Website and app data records

+ + + + + + +

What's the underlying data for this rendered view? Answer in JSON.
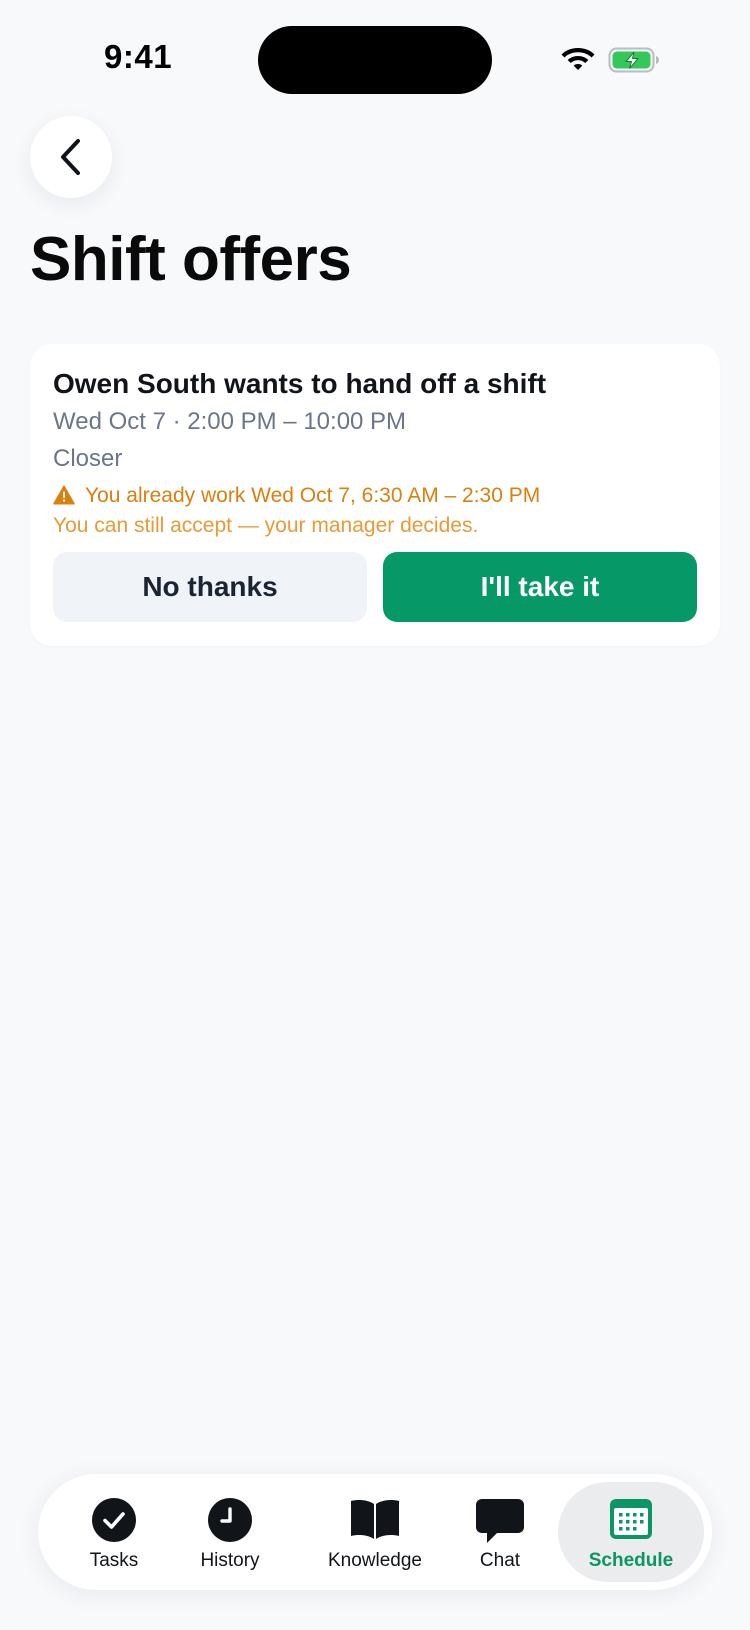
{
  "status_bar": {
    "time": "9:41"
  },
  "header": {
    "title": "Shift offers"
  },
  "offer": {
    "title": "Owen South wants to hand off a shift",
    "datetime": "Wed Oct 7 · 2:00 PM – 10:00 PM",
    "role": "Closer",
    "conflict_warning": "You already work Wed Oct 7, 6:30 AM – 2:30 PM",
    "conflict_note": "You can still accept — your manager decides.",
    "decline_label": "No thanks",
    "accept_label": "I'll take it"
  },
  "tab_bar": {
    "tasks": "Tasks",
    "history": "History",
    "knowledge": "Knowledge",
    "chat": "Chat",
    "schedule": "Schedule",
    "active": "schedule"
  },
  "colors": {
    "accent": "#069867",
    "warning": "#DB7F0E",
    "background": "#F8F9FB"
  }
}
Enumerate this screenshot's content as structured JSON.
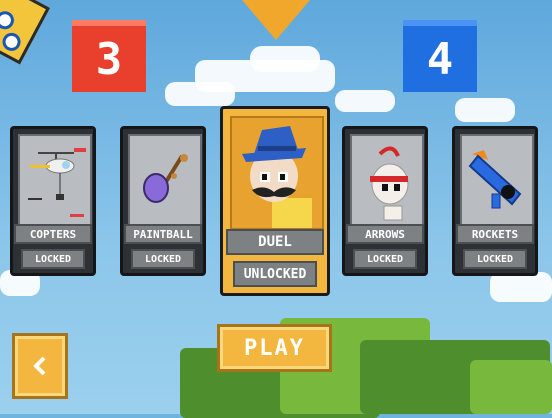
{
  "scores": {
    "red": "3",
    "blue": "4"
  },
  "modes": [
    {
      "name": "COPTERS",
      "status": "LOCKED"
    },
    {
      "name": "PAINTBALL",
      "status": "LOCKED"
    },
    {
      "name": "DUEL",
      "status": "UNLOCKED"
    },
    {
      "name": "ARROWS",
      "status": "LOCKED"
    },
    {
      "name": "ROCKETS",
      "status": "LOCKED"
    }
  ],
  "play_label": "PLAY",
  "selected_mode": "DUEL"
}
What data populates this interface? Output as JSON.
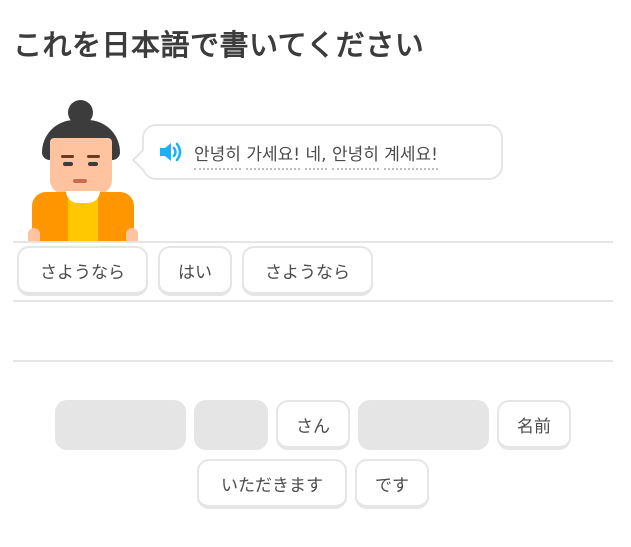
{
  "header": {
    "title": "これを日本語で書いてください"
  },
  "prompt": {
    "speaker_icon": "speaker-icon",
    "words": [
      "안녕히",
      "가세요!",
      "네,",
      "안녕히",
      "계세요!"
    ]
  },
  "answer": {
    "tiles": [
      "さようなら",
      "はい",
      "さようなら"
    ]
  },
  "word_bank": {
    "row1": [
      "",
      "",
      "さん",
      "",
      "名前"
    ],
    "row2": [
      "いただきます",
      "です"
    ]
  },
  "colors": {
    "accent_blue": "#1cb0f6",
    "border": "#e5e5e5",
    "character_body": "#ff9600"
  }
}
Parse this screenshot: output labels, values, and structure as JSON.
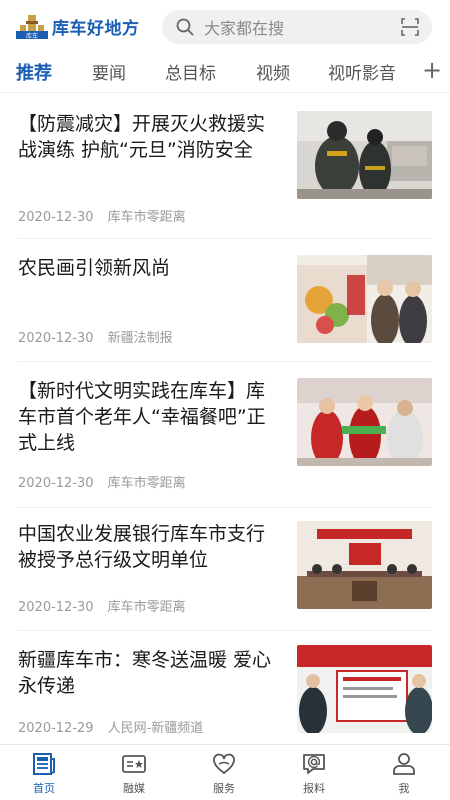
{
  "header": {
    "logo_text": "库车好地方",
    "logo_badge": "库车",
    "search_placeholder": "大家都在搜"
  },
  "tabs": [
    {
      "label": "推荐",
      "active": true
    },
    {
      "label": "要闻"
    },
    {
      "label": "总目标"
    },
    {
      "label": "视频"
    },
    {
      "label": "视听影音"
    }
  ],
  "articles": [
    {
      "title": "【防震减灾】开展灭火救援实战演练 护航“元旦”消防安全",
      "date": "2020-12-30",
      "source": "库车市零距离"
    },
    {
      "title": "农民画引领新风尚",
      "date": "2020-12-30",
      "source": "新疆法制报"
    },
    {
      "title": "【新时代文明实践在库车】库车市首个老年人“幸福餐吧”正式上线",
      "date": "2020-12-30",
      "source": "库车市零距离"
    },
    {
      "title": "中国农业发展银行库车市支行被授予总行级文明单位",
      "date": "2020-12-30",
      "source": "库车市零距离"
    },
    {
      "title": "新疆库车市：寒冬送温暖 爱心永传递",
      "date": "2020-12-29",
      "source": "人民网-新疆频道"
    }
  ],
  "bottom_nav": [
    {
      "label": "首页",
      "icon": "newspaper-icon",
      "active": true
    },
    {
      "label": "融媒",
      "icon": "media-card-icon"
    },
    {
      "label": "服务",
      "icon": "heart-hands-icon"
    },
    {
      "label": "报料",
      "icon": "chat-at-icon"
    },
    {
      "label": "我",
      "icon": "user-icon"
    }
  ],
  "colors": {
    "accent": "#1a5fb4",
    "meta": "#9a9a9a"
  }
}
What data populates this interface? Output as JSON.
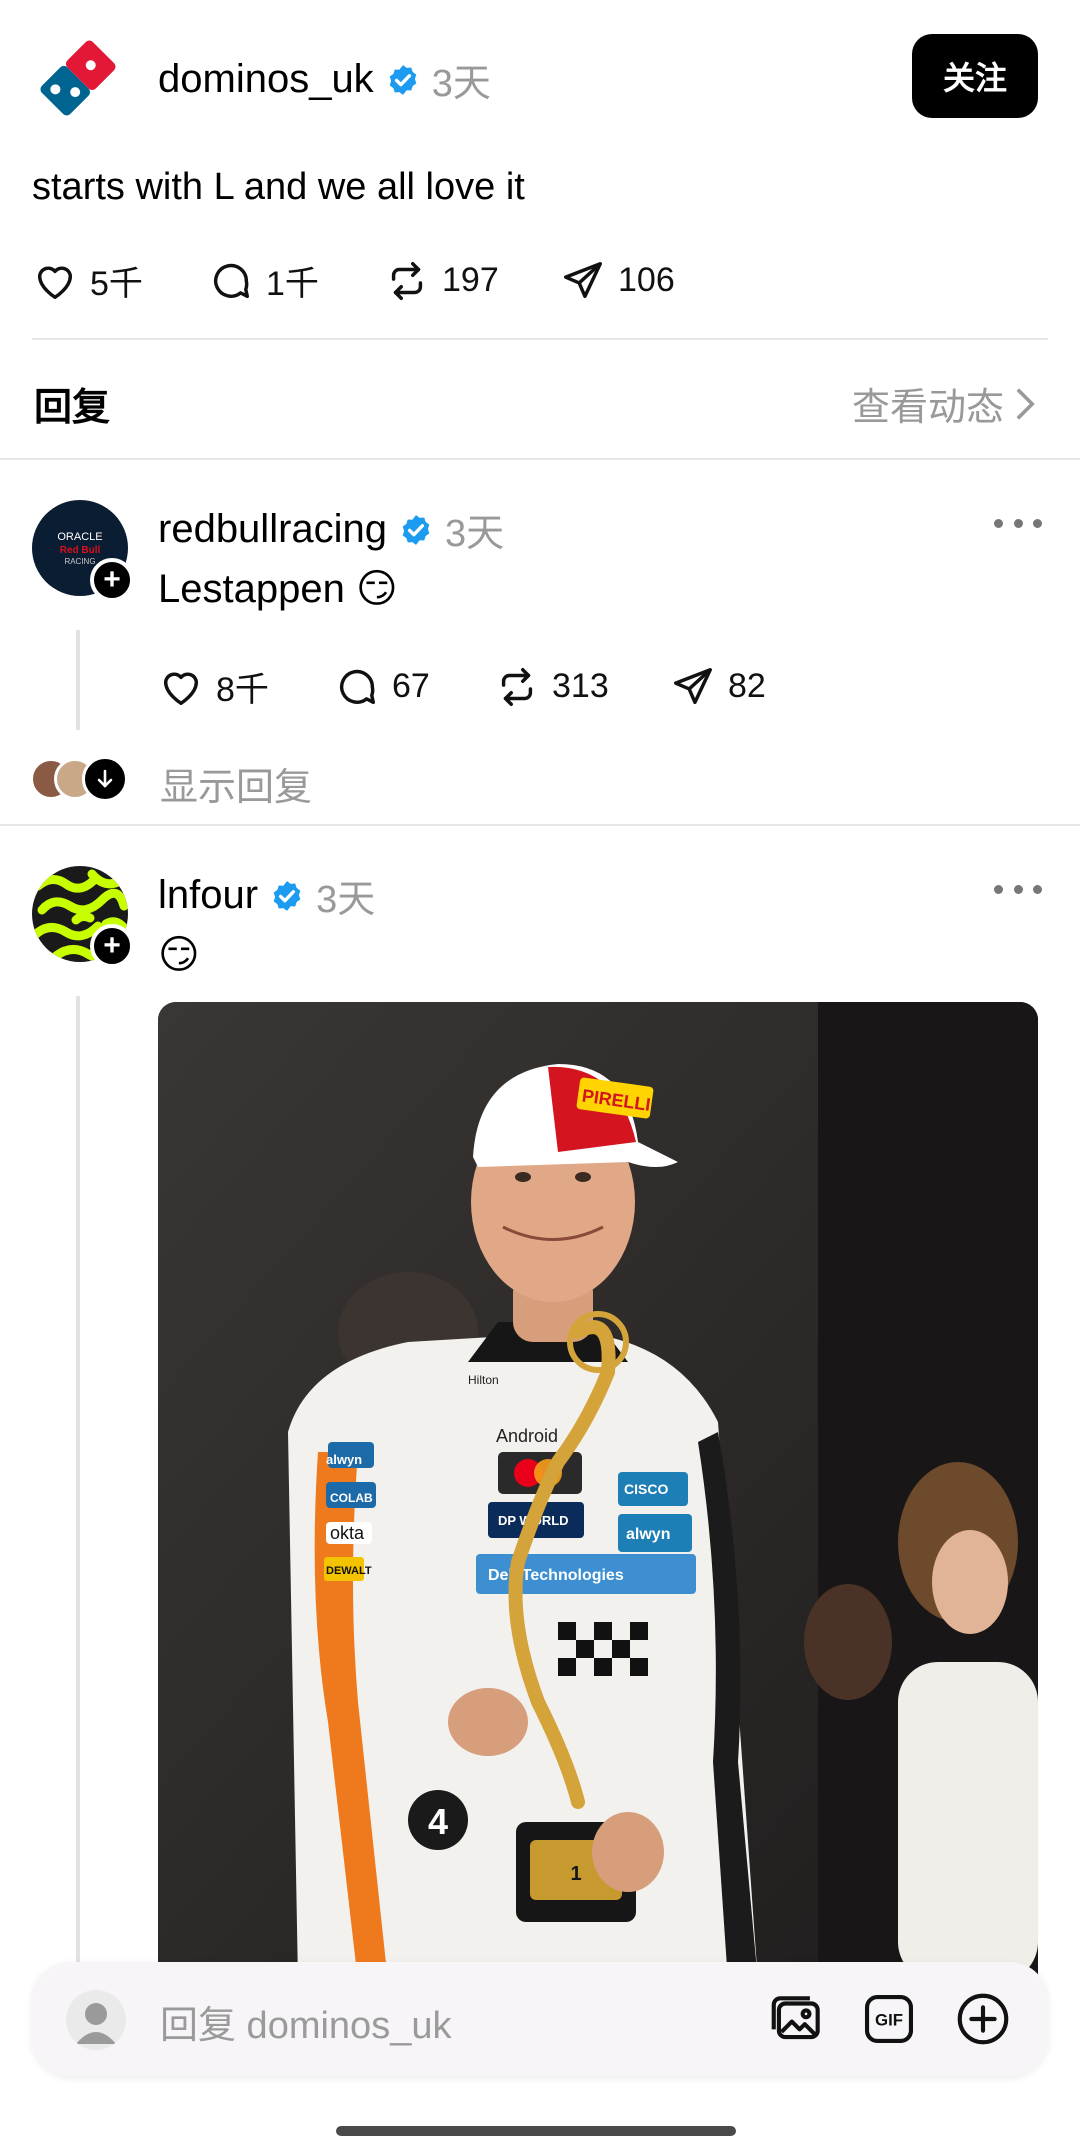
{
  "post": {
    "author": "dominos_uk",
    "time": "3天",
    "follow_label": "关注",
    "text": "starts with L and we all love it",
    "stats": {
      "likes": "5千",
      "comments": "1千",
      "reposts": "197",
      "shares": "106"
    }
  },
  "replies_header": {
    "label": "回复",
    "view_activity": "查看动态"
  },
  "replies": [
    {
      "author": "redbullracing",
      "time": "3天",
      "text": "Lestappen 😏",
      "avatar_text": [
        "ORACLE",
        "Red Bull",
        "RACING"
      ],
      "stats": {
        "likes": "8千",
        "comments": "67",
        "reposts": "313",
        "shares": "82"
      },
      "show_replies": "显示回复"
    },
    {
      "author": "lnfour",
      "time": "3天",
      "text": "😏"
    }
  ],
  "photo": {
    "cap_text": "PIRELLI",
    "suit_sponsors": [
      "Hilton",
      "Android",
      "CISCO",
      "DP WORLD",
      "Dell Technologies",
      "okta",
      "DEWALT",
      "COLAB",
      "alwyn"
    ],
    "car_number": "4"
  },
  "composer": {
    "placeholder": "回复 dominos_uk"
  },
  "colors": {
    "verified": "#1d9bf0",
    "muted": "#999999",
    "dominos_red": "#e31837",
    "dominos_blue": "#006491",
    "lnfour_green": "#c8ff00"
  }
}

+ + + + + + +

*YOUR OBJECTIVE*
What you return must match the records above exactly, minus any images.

*RESPONSE AREA*
What's the underlying data for this rendered view? Answer in JSON.
{
  "status_bar": {
    "time": "9:41"
  },
  "header": {
    "title": "Shift offers"
  },
  "offer": {
    "title": "Owen South wants to hand off a shift",
    "datetime": "Wed Oct 7 · 2:00 PM – 10:00 PM",
    "role": "Closer",
    "conflict_warning": "You already work Wed Oct 7, 6:30 AM – 2:30 PM",
    "conflict_note": "You can still accept — your manager decides.",
    "decline_label": "No thanks",
    "accept_label": "I'll take it"
  },
  "tab_bar": {
    "tasks": "Tasks",
    "history": "History",
    "knowledge": "Knowledge",
    "chat": "Chat",
    "schedule": "Schedule",
    "active": "schedule"
  },
  "colors": {
    "accent": "#069867",
    "warning": "#DB7F0E",
    "background": "#F8F9FB"
  }
}
Enumerate this screenshot's content as structured JSON.
{
  "scores": {
    "red": "3",
    "blue": "4"
  },
  "modes": [
    {
      "name": "COPTERS",
      "status": "LOCKED"
    },
    {
      "name": "PAINTBALL",
      "status": "LOCKED"
    },
    {
      "name": "DUEL",
      "status": "UNLOCKED"
    },
    {
      "name": "ARROWS",
      "status": "LOCKED"
    },
    {
      "name": "ROCKETS",
      "status": "LOCKED"
    }
  ],
  "play_label": "PLAY",
  "selected_mode": "DUEL"
}
What data populates this interface? Output as JSON.
{
  "header": {
    "title": "これを日本語で書いてください"
  },
  "prompt": {
    "speaker_icon": "speaker-icon",
    "words": [
      "안녕히",
      "가세요!",
      "네,",
      "안녕히",
      "계세요!"
    ]
  },
  "answer": {
    "tiles": [
      "さようなら",
      "はい",
      "さようなら"
    ]
  },
  "word_bank": {
    "row1": [
      "",
      "",
      "さん",
      "",
      "名前"
    ],
    "row2": [
      "いただきます",
      "です"
    ]
  },
  "colors": {
    "accent_blue": "#1cb0f6",
    "border": "#e5e5e5",
    "character_body": "#ff9600"
  }
}
Parse this screenshot: output labels, values, and structure as JSON.
{
  "header": {
    "logo_text": "库车好地方",
    "logo_badge": "库车",
    "search_placeholder": "大家都在搜"
  },
  "tabs": [
    {
      "label": "推荐",
      "active": true
    },
    {
      "label": "要闻"
    },
    {
      "label": "总目标"
    },
    {
      "label": "视频"
    },
    {
      "label": "视听影音"
    }
  ],
  "articles": [
    {
      "title": "【防震减灾】开展灭火救援实战演练 护航“元旦”消防安全",
      "date": "2020-12-30",
      "source": "库车市零距离"
    },
    {
      "title": "农民画引领新风尚",
      "date": "2020-12-30",
      "source": "新疆法制报"
    },
    {
      "title": "【新时代文明实践在库车】库车市首个老年人“幸福餐吧”正式上线",
      "date": "2020-12-30",
      "source": "库车市零距离"
    },
    {
      "title": "中国农业发展银行库车市支行被授予总行级文明单位",
      "date": "2020-12-30",
      "source": "库车市零距离"
    },
    {
      "title": "新疆库车市：寒冬送温暖 爱心永传递",
      "date": "2020-12-29",
      "source": "人民网-新疆频道"
    }
  ],
  "bottom_nav": [
    {
      "label": "首页",
      "icon": "newspaper-icon",
      "active": true
    },
    {
      "label": "融媒",
      "icon": "media-card-icon"
    },
    {
      "label": "服务",
      "icon": "heart-hands-icon"
    },
    {
      "label": "报料",
      "icon": "chat-at-icon"
    },
    {
      "label": "我",
      "icon": "user-icon"
    }
  ],
  "colors": {
    "accent": "#1a5fb4",
    "meta": "#9a9a9a"
  }
}
What data populates this interface? Output as JSON.
{
  "post": {
    "author": "dominos_uk",
    "time": "3天",
    "follow_label": "关注",
    "text": "starts with L and we all love it",
    "stats": {
      "likes": "5千",
      "comments": "1千",
      "reposts": "197",
      "shares": "106"
    }
  },
  "replies_header": {
    "label": "回复",
    "view_activity": "查看动态"
  },
  "replies": [
    {
      "author": "redbullracing",
      "time": "3天",
      "text": "Lestappen 😏",
      "avatar_text": [
        "ORACLE",
        "Red Bull",
        "RACING"
      ],
      "stats": {
        "likes": "8千",
        "comments": "67",
        "reposts": "313",
        "shares": "82"
      },
      "show_replies": "显示回复"
    },
    {
      "author": "lnfour",
      "time": "3天",
      "text": "😏"
    }
  ],
  "photo": {
    "cap_text": "PIRELLI",
    "suit_sponsors": [
      "Hilton",
      "Android",
      "CISCO",
      "DP WORLD",
      "Dell Technologies",
      "okta",
      "DEWALT",
      "COLAB",
      "alwyn"
    ],
    "car_number": "4"
  },
  "composer": {
    "placeholder": "回复 dominos_uk"
  },
  "colors": {
    "verified": "#1d9bf0",
    "muted": "#999999",
    "dominos_red": "#e31837",
    "dominos_blue": "#006491",
    "lnfour_green": "#c8ff00"
  }
}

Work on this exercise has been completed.